There have been players over the history of cricket who were both wicket-keepers and reasonably-capable batsmen, however it wasn’t until Australian Adam Gilchrist burst onto the scene that the need for batting wicket-keepers became almost mandatory.
Gilchrist was by no means the first, but he was the most consistent and one of the fastest-scoring batsmen in world cricket. The fact he could bat so brilliantly afforded the Australian side the opportunity to select an extra specialist bowler.
While Gilchrist remains unrivalled, there has been a flurry of batting-keepers around the world, which in conjunction with all-rounders, has seen teams become more versatile than ever before.

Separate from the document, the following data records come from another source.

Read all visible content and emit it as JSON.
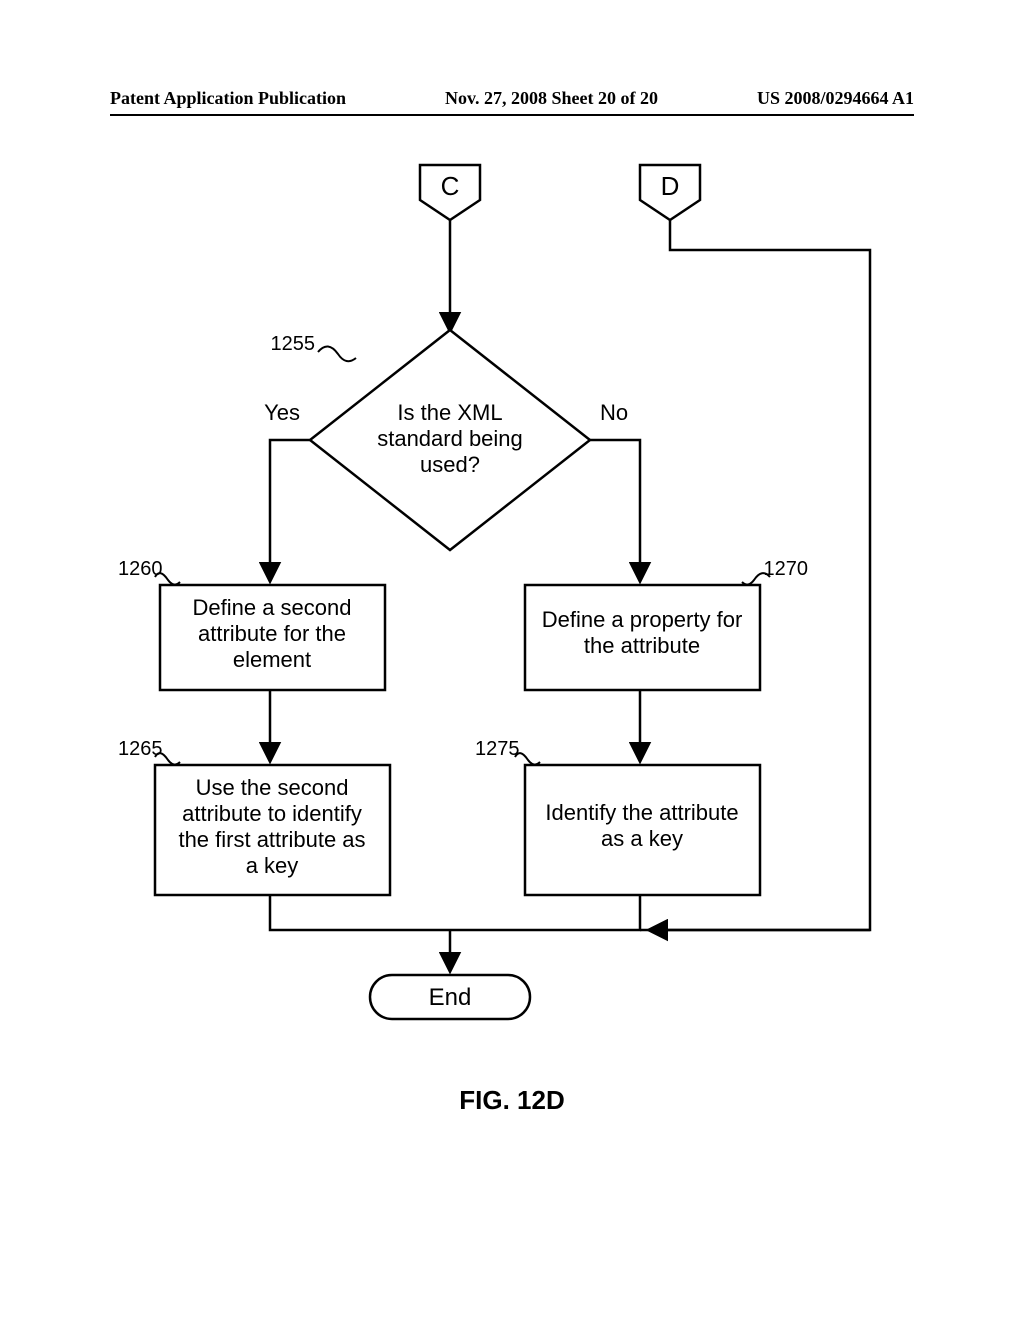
{
  "header": {
    "left": "Patent Application Publication",
    "center": "Nov. 27, 2008  Sheet 20 of 20",
    "right": "US 2008/0294664 A1"
  },
  "figure": {
    "caption": "FIG. 12D"
  },
  "connectors": {
    "c": "C",
    "d": "D"
  },
  "decision": {
    "ref": "1255",
    "line1": "Is the XML",
    "line2": "standard being",
    "line3": "used?",
    "yes": "Yes",
    "no": "No"
  },
  "box1260": {
    "ref": "1260",
    "line1": "Define a second",
    "line2": "attribute for the",
    "line3": "element"
  },
  "box1265": {
    "ref": "1265",
    "line1": "Use the second",
    "line2": "attribute to identify",
    "line3": "the first attribute as",
    "line4": "a key"
  },
  "box1270": {
    "ref": "1270",
    "line1": "Define a property for",
    "line2": "the attribute"
  },
  "box1275": {
    "ref": "1275",
    "line1": "Identify the attribute",
    "line2": "as a key"
  },
  "terminator": {
    "label": "End"
  }
}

In daily fantasy sports they are even more important, because they are essentially an extra all-rounder in your fantasy team. You are limited to between one and three all-rounders in most fantasy cricket games, so being allowed to have a fourth player who can score in multiple ways is a great advantage.

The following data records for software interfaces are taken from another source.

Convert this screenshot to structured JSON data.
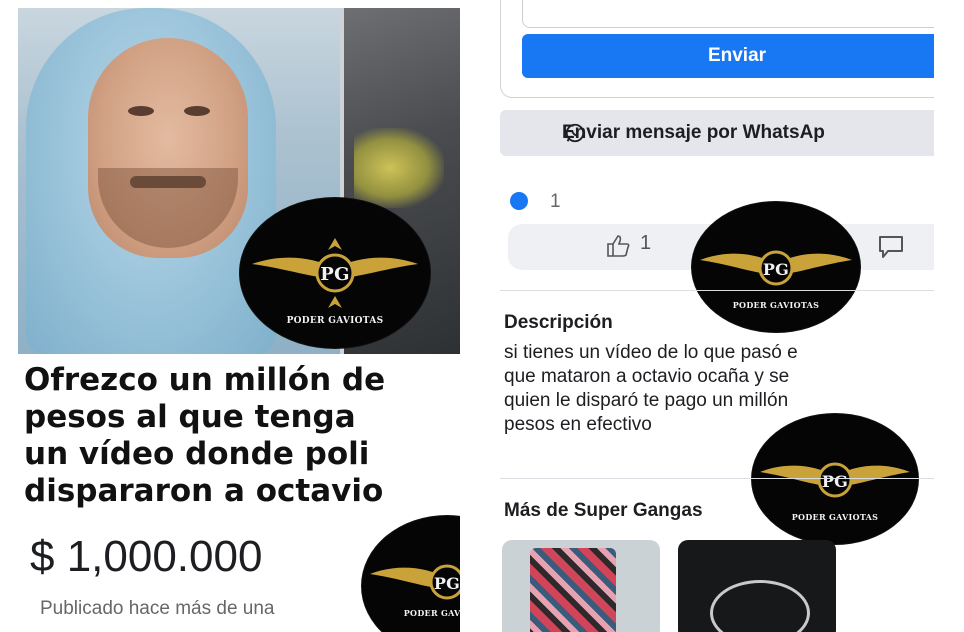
{
  "left_post": {
    "title_lines": [
      "Ofrezco un millón de",
      "pesos al que tenga",
      "un vídeo donde poli",
      "dispararon a octavio"
    ],
    "price": "$ 1,000.000",
    "published": "Publicado hace más de una"
  },
  "right_post": {
    "send_button": "Enviar",
    "whatsapp_button": "Enviar mensaje por WhatsAp",
    "reaction_count": "1",
    "like_count": "1",
    "description_title": "Descripción",
    "description_lines": [
      "si tienes un vídeo de lo que pasó e",
      "que mataron a octavio ocaña y se",
      "quien le disparó te pago un millón",
      "pesos en efectivo"
    ],
    "more_from": "Más de Super Gangas"
  },
  "watermark": {
    "initials": "PG",
    "name": "PODER GAVIOTAS"
  },
  "colors": {
    "facebook_blue": "#1877f2",
    "button_gray": "#e4e6eb",
    "logo_gold": "#c9a23a",
    "logo_black": "#050505"
  },
  "icons": [
    "whatsapp-icon",
    "like-badge-icon",
    "thumbs-up-icon",
    "comment-icon"
  ]
}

The big advantage of having a batting-keeper is that they regularly score well in the field, picking up points in big blocks for catches and stumpings. Then they add extra points for runs scored while batting.
In recent times, many wicket-keepers are used at the top of the batting order which is critical for fantasy scoring in both ODI and T20 formats.
Batting wicket-keepers are immensely valuable in Test cricket too where there are a lot of dismissals caught behind the wicket. A good keeper will usually bat in the middle order and have plenty of opportunity to score runs like any batsman.
It helps to do your research on wicket-keepers too, as some tend to get more catches and stumpings than others. In India, Sri Lanka and Bangladesh there are a large number of stumpings due to the spin-friendly conditions and array of highly-talented spin bowlers. Compare that to Australia, England or New Zealand where seam and swing is at a premium, and the quality fast bowling attacks tend to get more catches behind the wicket.